Wednesday, June 6, 2018

Movie Review: "Adrift" (2018)

Director: Baltasar Kormákur
Year: 2018
Rating: PG-13
Running Time: 1 hour, 36 minutes

A young woman and her fiance are caught in a hurricane while sailing from Tahiti to San Diego, CA, leaving them adrift in the open ocean and fighting for survival.
"I wish you'd never met me so then you wouldn't be in this mess." (Image Source)
It is terrifying to think about getting stuck at sea and to have nothing but water every which way you look, not knowing if you will ever see land again. "Adrift" is directed by Baltasar Kormákur, who has also directed films like "The Deep," "Two Guns," and "Everest." It is written by Aaron and Jorden Kendall and David Branson Smith and is based on the true story of Tami Oldham and Richard Sharp. Tami (Shailene Woodley) has been a wanderer since leaving her home in San Diego shortly after finishing high school. She has been working her way from place to place, seeing the world on a nomadic adventure. Her latest stop is Tahiti where she meets fellow world traveler Richard Sharp (Sam Claflin), who spends his time sailing from country to country often by himself for weeks on end in the open sea. The two strike up a relationship and quickly fall in love. Richard gets an offer from a couple of old friends to sail their yacht from Tahiti to San Diego. He accepts and asks Tami to come with him. Though she is not anxious to return to her home city, she agrees to take the trip because of their blossoming mutual love. En route, the two are caught in the middle of hurricane Raymond and are left shipwrecked in the middle of the open ocean. Being the only able-bodied person on the boat, Tami must find a way to navigate them back to civilization.
"I'm not looking to go home yet." (Image Source)
Most survival films follow a pretty standard linear three-act narrative. These movies start out introducing characters and developing connections, and then comes the action-packed disaster scene before closing out with a resolution whether that be death or survival. We've seen this formula play out in films like "Cast Away" and "The Perfect Storm." However, Baltasar Kormákur chooses an alternative route for "Adrift" as he breaks up the typical narrative in favor of a much more bold one. The first shot of the film shows Tami and Richard's wrecked boat. Immediately following this shot and for the rest of the movie, he jumps back and forth along their timeline, giving us glimpses of how Tami and Richard met, showing us who they are as people, and what brought them to Tahiti. This is all juxtaposed with Tami trying to figure out how to survive. This type of storytelling is much more daring though it is nothing new. For example, Danny Boyle used this style of storytelling in "127 Hours." Kormákur clearly did this in order to break up the monotony of people trying to survive in an isolated situation where there isn't much interaction, like in "All is Lost." For some, this style of storytelling will not work at all. For us, we thought it worked just fine as it gives us their backstory is small, easily digestible pieces, revealing information as it is necessary to the story. Sure, most of what goes on in flashbacks is a somewhat cliche, schmaltzy romance. Hell, Richard and Tami willingly admit that there are some cheesy lines in a very self-aware fashion. That being said, the connection between Richard and Tami is so important to the overall story that we feel it is more effective this way because that connection continues to build throughout the whole story instead of it all being crammed into the first 30 minutes or so.
"We're going to die out here." (Image Source)
We very much enjoyed "Adrift." Shailene Woodley and Sam Claflin offer up very good performances and have some great on-screen chemistry that makes their relationship believable and allows the audience to root for them to persevere in the face of insurmountable odds. The cinematography is wonderful in both the open ocean shots and during the more personal times as well. There is a lot of stellar camera work that takes us both above and below the surface of the water, and sometimes even halfway in between. Though this film is not anything particularly new in terms of its story, it is still a solid survival tale that is absolutely worth watching.

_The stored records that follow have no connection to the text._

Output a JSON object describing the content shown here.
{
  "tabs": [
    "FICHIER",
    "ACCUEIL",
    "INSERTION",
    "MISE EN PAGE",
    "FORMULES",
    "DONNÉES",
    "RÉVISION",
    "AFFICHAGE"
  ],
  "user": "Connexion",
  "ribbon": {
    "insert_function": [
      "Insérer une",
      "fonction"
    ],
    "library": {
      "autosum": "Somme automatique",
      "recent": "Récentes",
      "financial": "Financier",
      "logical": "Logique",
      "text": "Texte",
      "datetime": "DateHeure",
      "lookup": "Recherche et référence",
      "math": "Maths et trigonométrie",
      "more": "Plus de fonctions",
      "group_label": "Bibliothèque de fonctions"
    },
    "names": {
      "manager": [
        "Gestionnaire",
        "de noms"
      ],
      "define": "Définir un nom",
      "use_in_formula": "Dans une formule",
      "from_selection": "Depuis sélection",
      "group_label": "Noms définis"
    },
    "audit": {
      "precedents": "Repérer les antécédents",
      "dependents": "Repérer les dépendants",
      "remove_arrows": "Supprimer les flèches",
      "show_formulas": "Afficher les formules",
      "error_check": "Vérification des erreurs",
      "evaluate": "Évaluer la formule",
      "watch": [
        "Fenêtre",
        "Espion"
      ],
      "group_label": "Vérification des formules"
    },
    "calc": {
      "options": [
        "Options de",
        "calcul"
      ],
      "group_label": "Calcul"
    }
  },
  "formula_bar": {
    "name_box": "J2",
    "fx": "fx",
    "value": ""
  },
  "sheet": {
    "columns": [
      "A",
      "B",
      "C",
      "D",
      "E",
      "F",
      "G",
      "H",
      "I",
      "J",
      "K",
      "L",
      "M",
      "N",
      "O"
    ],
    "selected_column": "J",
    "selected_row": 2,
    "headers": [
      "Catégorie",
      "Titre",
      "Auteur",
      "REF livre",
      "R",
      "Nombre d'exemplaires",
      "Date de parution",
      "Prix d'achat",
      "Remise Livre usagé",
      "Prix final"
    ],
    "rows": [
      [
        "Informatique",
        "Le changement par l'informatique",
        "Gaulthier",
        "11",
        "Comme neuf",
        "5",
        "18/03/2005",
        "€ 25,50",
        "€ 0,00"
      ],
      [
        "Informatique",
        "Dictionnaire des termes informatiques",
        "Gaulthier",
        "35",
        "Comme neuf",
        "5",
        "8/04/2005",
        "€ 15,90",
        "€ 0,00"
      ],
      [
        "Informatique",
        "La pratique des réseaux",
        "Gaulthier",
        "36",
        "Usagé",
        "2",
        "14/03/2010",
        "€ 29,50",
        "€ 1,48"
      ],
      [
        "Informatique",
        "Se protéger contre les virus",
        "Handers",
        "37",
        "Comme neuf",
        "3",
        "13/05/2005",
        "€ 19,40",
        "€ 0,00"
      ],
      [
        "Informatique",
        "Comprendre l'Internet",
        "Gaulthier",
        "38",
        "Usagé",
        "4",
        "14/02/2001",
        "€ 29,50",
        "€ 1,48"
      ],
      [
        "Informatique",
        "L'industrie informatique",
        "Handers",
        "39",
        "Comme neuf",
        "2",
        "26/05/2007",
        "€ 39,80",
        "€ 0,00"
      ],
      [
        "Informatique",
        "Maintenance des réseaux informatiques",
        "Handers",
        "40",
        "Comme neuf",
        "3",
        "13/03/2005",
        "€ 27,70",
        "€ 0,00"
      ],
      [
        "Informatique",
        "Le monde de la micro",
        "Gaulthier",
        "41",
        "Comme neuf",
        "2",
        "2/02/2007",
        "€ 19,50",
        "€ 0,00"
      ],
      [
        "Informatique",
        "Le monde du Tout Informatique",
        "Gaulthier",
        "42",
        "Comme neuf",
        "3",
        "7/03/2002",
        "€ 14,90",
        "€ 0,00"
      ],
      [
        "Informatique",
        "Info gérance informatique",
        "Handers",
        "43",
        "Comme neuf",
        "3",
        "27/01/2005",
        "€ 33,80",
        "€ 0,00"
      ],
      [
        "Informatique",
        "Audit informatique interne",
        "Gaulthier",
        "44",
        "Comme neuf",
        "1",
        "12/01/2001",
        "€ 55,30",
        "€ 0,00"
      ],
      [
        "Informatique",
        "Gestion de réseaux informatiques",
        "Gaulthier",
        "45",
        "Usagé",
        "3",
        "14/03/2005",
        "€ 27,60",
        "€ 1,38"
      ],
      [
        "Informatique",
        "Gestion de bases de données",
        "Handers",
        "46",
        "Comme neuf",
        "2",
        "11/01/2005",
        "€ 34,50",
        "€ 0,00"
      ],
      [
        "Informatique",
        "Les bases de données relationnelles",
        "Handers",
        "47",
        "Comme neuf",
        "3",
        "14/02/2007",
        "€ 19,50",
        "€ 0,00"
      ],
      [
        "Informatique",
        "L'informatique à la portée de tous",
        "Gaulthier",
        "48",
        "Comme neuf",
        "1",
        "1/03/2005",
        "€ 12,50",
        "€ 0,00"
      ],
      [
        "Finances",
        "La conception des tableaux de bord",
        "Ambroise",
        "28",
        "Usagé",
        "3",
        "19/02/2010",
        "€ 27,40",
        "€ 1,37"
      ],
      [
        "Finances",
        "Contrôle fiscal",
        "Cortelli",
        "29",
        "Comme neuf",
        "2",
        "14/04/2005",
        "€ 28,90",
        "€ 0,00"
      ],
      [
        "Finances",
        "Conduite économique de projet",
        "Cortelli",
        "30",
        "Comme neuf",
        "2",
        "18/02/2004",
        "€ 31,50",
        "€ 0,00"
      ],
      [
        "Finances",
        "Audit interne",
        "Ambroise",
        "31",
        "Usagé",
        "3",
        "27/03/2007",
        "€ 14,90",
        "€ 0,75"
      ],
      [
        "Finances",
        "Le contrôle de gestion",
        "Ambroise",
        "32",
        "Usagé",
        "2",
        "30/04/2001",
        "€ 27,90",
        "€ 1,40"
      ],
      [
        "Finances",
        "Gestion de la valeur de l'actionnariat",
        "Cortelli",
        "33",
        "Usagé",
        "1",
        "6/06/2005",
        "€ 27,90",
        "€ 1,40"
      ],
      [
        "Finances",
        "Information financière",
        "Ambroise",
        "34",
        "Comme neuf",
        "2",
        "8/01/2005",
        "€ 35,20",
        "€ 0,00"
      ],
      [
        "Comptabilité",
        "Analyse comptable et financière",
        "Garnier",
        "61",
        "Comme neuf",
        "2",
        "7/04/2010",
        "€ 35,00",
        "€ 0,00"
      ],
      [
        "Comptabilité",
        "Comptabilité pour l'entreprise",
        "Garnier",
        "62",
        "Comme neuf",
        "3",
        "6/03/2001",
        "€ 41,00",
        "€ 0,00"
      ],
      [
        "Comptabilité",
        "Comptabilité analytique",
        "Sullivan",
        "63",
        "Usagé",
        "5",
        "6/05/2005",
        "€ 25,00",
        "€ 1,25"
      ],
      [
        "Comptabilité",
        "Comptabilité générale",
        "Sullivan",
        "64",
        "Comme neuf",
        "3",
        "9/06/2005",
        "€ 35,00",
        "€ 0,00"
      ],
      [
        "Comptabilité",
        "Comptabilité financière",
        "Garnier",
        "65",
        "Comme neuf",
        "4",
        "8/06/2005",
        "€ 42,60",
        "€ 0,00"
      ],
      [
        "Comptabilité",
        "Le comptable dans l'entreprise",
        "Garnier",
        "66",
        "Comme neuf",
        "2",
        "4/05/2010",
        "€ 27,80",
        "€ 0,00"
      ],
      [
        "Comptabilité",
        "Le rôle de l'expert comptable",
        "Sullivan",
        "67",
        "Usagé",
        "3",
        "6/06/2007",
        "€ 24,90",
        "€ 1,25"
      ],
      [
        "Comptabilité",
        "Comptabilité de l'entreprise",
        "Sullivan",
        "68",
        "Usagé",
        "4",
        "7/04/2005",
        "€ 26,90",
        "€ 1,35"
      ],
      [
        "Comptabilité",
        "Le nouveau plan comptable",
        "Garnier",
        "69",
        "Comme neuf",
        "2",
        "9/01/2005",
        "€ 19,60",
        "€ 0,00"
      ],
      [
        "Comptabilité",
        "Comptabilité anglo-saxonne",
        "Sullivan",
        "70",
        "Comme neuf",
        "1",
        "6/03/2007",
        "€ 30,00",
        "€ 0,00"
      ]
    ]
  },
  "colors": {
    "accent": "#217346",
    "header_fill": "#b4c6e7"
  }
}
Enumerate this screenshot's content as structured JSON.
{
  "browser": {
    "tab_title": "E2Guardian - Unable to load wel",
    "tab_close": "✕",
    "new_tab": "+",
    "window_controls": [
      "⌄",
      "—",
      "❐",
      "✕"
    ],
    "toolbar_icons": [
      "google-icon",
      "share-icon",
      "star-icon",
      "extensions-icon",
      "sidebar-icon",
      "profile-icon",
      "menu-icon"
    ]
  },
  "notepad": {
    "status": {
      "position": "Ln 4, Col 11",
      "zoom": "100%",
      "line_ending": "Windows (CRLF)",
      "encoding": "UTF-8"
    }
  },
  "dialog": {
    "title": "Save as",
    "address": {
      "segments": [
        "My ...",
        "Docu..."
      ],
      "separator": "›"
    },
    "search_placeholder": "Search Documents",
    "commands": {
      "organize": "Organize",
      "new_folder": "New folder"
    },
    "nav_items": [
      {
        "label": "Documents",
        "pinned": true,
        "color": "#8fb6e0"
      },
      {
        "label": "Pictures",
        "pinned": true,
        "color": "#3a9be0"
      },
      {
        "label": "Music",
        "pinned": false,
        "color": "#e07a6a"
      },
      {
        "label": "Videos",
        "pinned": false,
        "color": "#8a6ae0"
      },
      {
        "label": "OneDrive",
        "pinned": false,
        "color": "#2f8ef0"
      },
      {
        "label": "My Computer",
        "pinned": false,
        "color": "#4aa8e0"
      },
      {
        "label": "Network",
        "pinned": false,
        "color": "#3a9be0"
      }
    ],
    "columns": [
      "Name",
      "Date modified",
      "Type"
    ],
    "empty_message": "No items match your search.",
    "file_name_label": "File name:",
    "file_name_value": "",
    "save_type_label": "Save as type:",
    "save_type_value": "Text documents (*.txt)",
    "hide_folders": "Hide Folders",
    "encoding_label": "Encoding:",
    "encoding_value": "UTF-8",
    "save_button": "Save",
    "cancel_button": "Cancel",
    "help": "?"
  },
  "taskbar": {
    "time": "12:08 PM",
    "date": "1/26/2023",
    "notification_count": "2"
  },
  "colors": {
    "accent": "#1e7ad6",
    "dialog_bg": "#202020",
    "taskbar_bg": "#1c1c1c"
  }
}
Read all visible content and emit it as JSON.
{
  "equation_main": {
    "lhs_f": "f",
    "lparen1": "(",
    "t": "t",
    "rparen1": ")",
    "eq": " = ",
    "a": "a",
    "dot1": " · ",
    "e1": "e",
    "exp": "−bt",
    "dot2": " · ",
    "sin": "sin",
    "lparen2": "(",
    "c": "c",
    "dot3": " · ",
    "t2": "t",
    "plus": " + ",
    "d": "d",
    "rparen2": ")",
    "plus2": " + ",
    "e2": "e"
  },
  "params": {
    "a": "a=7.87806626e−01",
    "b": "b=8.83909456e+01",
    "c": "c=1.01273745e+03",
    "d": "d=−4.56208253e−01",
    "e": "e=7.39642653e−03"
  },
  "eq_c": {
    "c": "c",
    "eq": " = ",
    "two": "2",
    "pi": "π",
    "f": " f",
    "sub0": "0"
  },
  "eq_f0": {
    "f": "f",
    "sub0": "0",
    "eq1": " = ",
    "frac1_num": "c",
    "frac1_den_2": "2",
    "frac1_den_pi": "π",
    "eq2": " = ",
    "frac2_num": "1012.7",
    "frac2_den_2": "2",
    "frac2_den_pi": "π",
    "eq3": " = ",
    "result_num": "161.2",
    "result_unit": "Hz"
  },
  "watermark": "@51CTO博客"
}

My Rating: 7/10
BigJ's Rating: 7/10
IMDB's Rating: ~6.8/10
RT Rating: ~69%
Do we recommend this movie: Sure, why not?

Please be sure to check out Lolo Loves Films all over the internet!

No comments:

Post a Comment